Huawei ban ‘could backfire on US tech companies’
S&P Global Ratings says this is because of ‘the more direct and near-term revenue impact on suppliers to Huawei’
A ban on Huawei products would probably hurt technology companies, including those in the US, more than telecommunications operators, says credit ratings agency S&P Global Ratings.
In May, US President Donald Trump effectively banned Huawei from the US market and added it to a list that restricts US companies from doing business with the Chinese technology giant, which makes smartphones and supplies network equipment to telecoms operators.
Restrictions on equipment made by Huawei “could have wide-ranging impacts on the industry worldwide”, S&P said in a statement.
The agency said it had not taken any rating actions “for now” on the companies it rates in the sector.
A US ban on China’s ZTE in 2018 lasted four weeks, though that “may not be indicative of the outcome for Huawei".
“Currently, we view the short-term risks to tech as more prominent than for telecom companies given the more direct and near-term revenue impact on suppliers to Huawei,” S&P credit analyst Mark Habib said.
The supply ban would probably boost Huawei and China’s efforts to accelerate technology investments and reduce reliance on foreign suppliers for critical components.

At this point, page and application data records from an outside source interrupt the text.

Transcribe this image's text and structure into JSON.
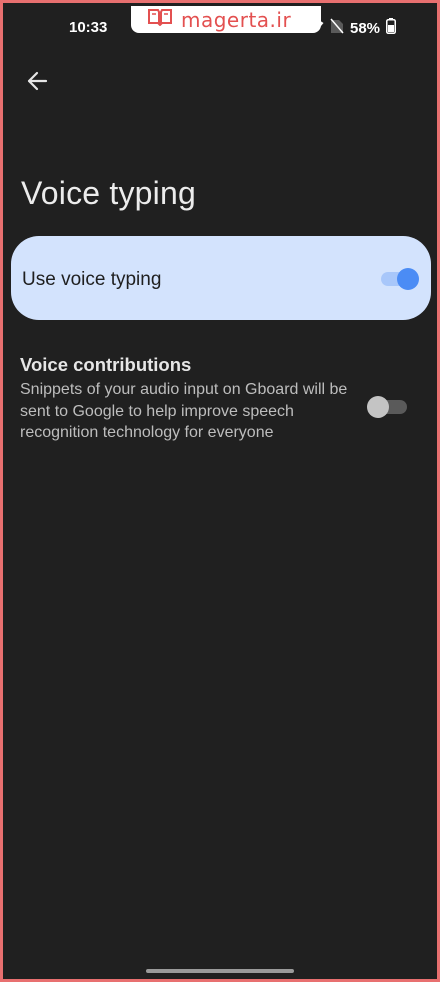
{
  "status_bar": {
    "time": "10:33",
    "battery": "58%",
    "icons": [
      "wifi-icon",
      "no-signal-icon",
      "battery-icon"
    ]
  },
  "watermark": {
    "text": "magerta.ir",
    "color": "#e35050"
  },
  "header": {
    "back_icon": "arrow-left-icon",
    "title": "Voice typing"
  },
  "main_toggle": {
    "label": "Use voice typing",
    "enabled": true,
    "accent": "#4b8cf5",
    "card_color": "#d3e3fd"
  },
  "voice_contributions": {
    "title": "Voice contributions",
    "description": "Snippets of your audio input on Gboard will be sent to Google to help improve speech recognition technology for everyone",
    "enabled": false
  }
}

That could lift competition in the technology sector and “potentially lower the long-term growth prospects of US technology firms”, the ratings agency said.
It was too early to tell if restrictions would hamper China’s ambitions to be a leader in 5G technology, or if they would backfire “and leave countries like the US behind”.
“Much will depend on how badly Huawei is constrained and how ready competing equipment-makers are to take the lead.”
Habib said while the short-term consequences of a ban for technology and telecoms companies were manageable, “the long-term stakes, particularly for tech, could be decisive”.